A team of experts investigating the Quail Creek dike failure has asked for an exploratory trench to be dug in the bedrock at the spot where the structure collapsed.

The investigators said Saturday they are looking for vertical cracks in the bedrock which could have provided a route for reservoir water to escape beneath the dike. If the flow through the cracks became large enough, the rushing water could have undermined the earthen dike.This appears to be the leading theory for the New Year's Eve dike failure which caused $11 million damage.

Robert James, chairman of the investigating group, said investigators were keeping an "open mind" to other possibilities.

The five-member team completed its on-site visits Saturday with a series of interviews with witnesses to the dike failure and preparation of a list of documents, maps and research they need to determine the cause of the collapse.

In addition to the trench, they asked for an analysis of the material used to build the dike to determine whether construction problems may have contributed to the problem. They also want a detailed geologic map of the site, and copies of all records dealing with leaks from the dike and the steps which were taken to plug them.

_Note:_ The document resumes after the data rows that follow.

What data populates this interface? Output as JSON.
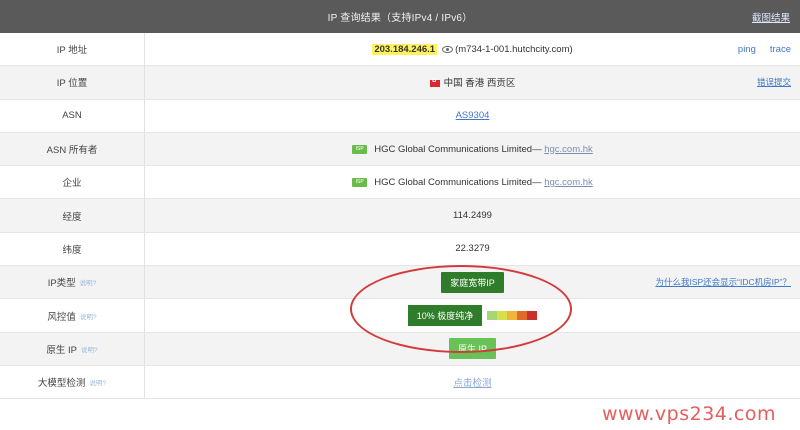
{
  "header": {
    "title": "IP 查询结果（支持IPv4 / IPv6）",
    "screenshot_link": "截图结果"
  },
  "rows": {
    "ip": {
      "label": "IP 地址",
      "value": "203.184.246.1",
      "host": "(m734-1-001.hutchcity.com)",
      "ping": "ping",
      "trace": "trace"
    },
    "location": {
      "label": "IP 位置",
      "value": "中国 香港 西贡区",
      "report": "错误提交"
    },
    "asn": {
      "label": "ASN",
      "value": "AS9304"
    },
    "asn_owner": {
      "label": "ASN 所有者",
      "badge": "ISP",
      "name": "HGC Global Communications Limited—",
      "domain": "hgc.com.hk"
    },
    "company": {
      "label": "企业",
      "badge": "ISP",
      "name": "HGC Global Communications Limited—",
      "domain": "hgc.com.hk"
    },
    "longitude": {
      "label": "经度",
      "value": "114.2499"
    },
    "latitude": {
      "label": "纬度",
      "value": "22.3279"
    },
    "ip_type": {
      "label": "IP类型",
      "hint": "说明?",
      "value": "家庭宽带IP",
      "question": "为什么我ISP还会显示“IDC机房IP”？"
    },
    "risk": {
      "label": "风控值",
      "hint": "说明?",
      "value": "10%  极度纯净"
    },
    "native": {
      "label": "原生 IP",
      "hint": "说明?",
      "value": "原生 IP"
    },
    "llm": {
      "label": "大模型检测",
      "hint": "说明?",
      "value": "点击检测"
    }
  },
  "risk_colors": [
    "#a6d776",
    "#d7e04a",
    "#f0b43a",
    "#e06a2a",
    "#c9302c"
  ],
  "watermark": "www.vps234.com"
}
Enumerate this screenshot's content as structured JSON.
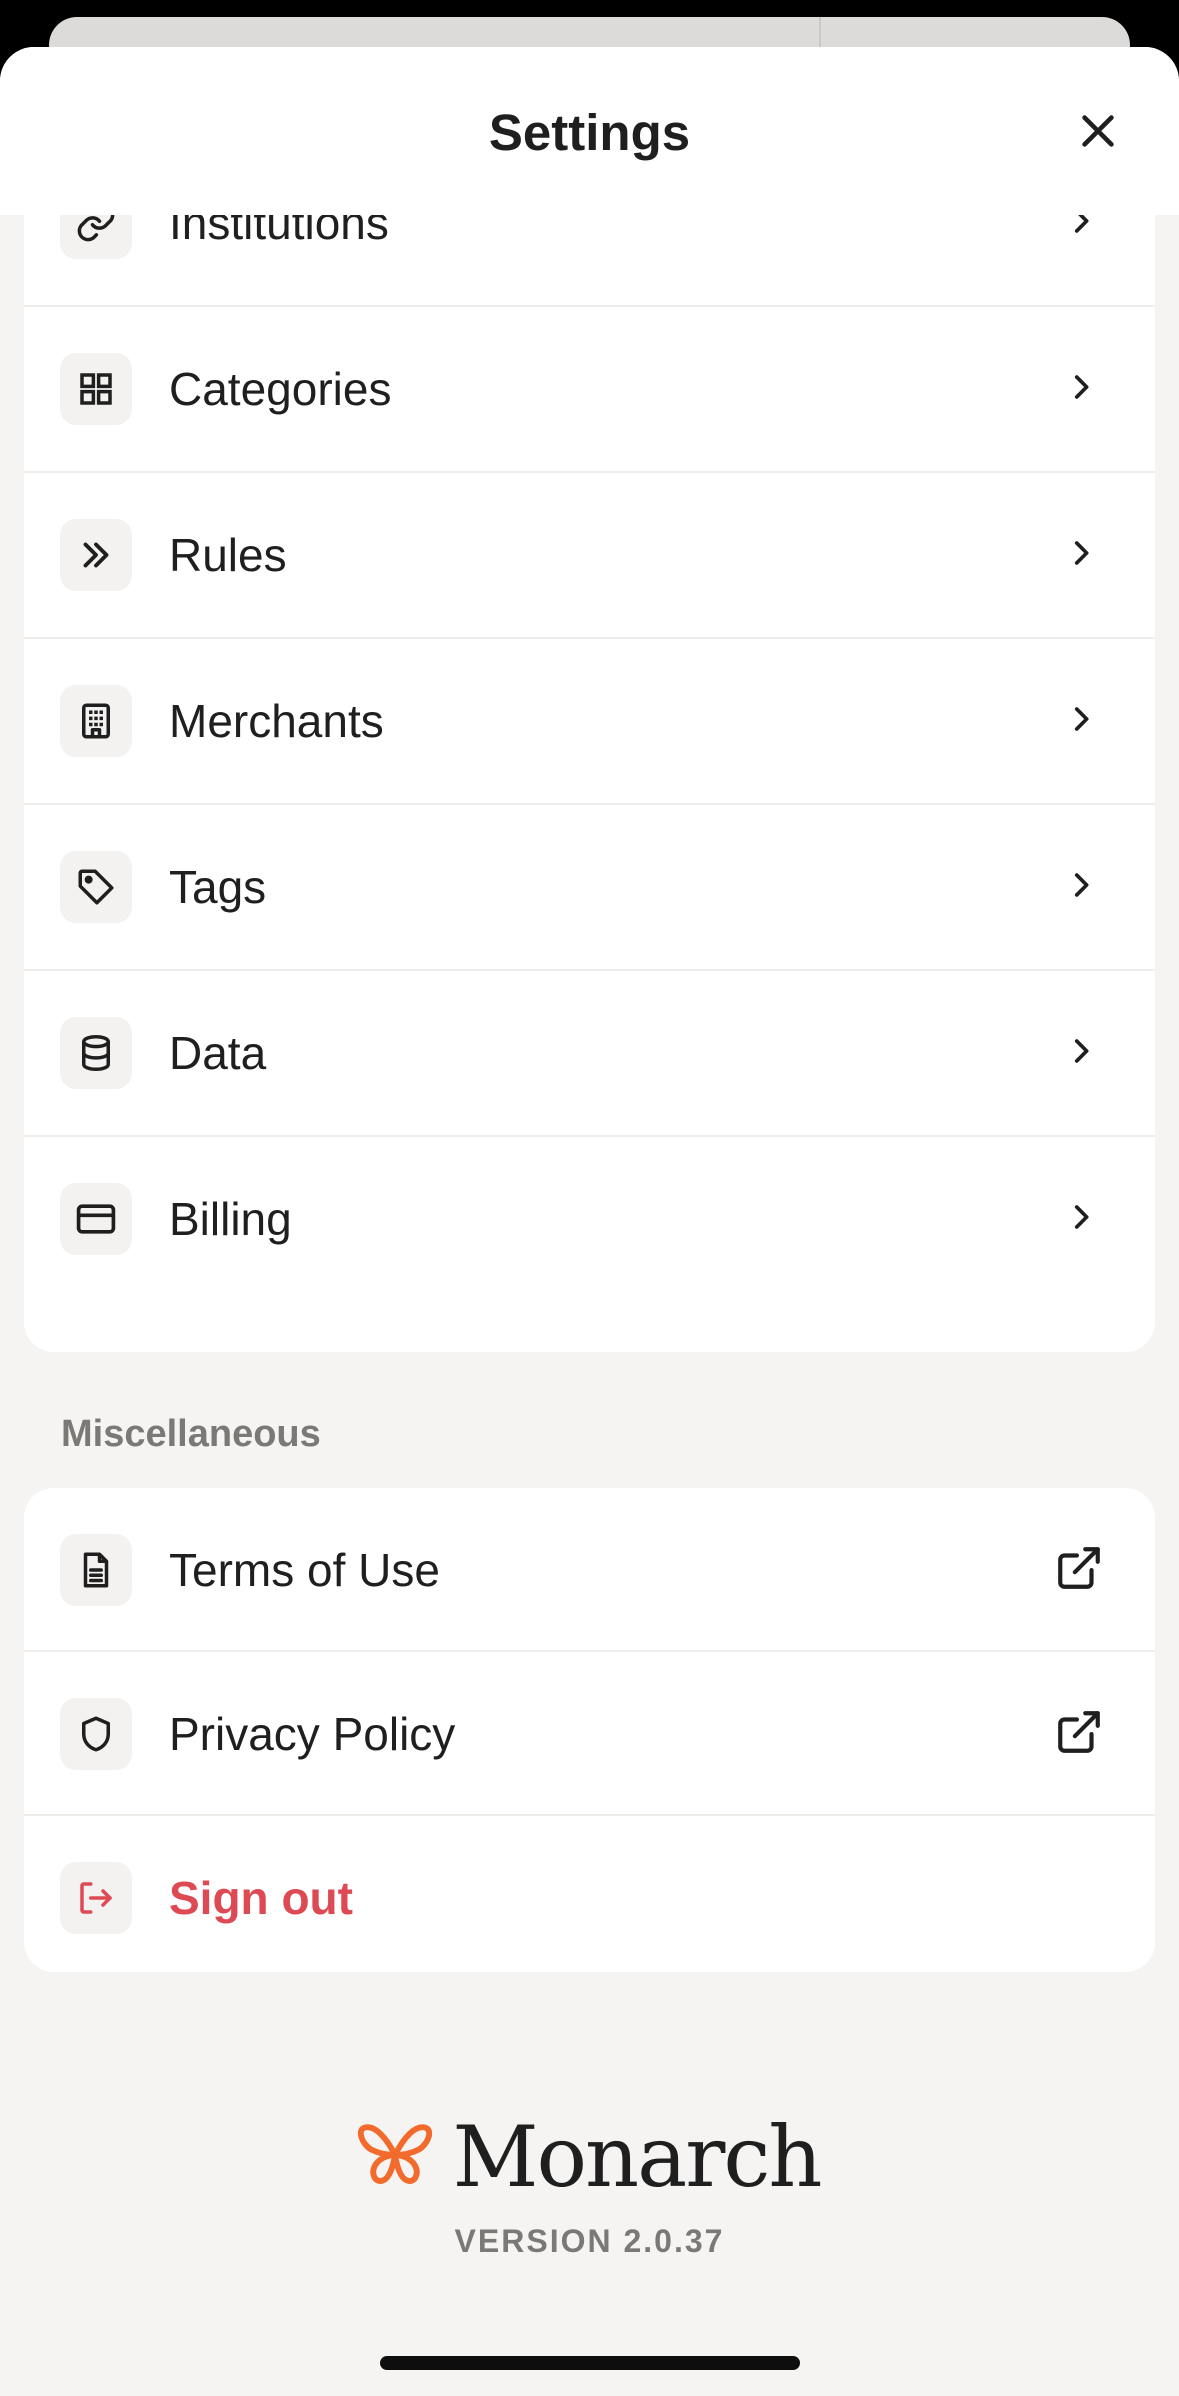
{
  "header": {
    "title": "Settings",
    "close_icon": "close-icon"
  },
  "settings_items": [
    {
      "label": "Institutions",
      "icon": "link-icon"
    },
    {
      "label": "Categories",
      "icon": "grid-icon"
    },
    {
      "label": "Rules",
      "icon": "double-chevron-icon"
    },
    {
      "label": "Merchants",
      "icon": "building-icon"
    },
    {
      "label": "Tags",
      "icon": "tag-icon"
    },
    {
      "label": "Data",
      "icon": "database-icon"
    },
    {
      "label": "Billing",
      "icon": "credit-card-icon"
    }
  ],
  "misc": {
    "section_label": "Miscellaneous",
    "items": [
      {
        "label": "Terms of Use",
        "icon": "document-icon",
        "trailing_icon": "external-link-icon"
      },
      {
        "label": "Privacy Policy",
        "icon": "shield-icon",
        "trailing_icon": "external-link-icon"
      },
      {
        "label": "Sign out",
        "icon": "sign-out-icon"
      }
    ]
  },
  "brand": {
    "name": "Monarch",
    "version": "VERSION 2.0.37",
    "accent": "#f26b2c"
  },
  "colors": {
    "danger": "#de4a54",
    "background": "#f5f4f2"
  }
}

Each investigator will spend the next several weeks reviewing the information before holding another meeting in St. George. At that meeting they are expected to exchange ideas, determine whether additional research is needed and begin preparing their reports on the cause of the collapse and the possibility of rebuilding the dike.

They also authorized the Washington County Water Conservancy District to trim the 50-foot-high vertical walls on either side of the dike rupture. District officials are concerned that a sightseer could be injured by chunks of rock and dirt which continue to fall from the broken dike.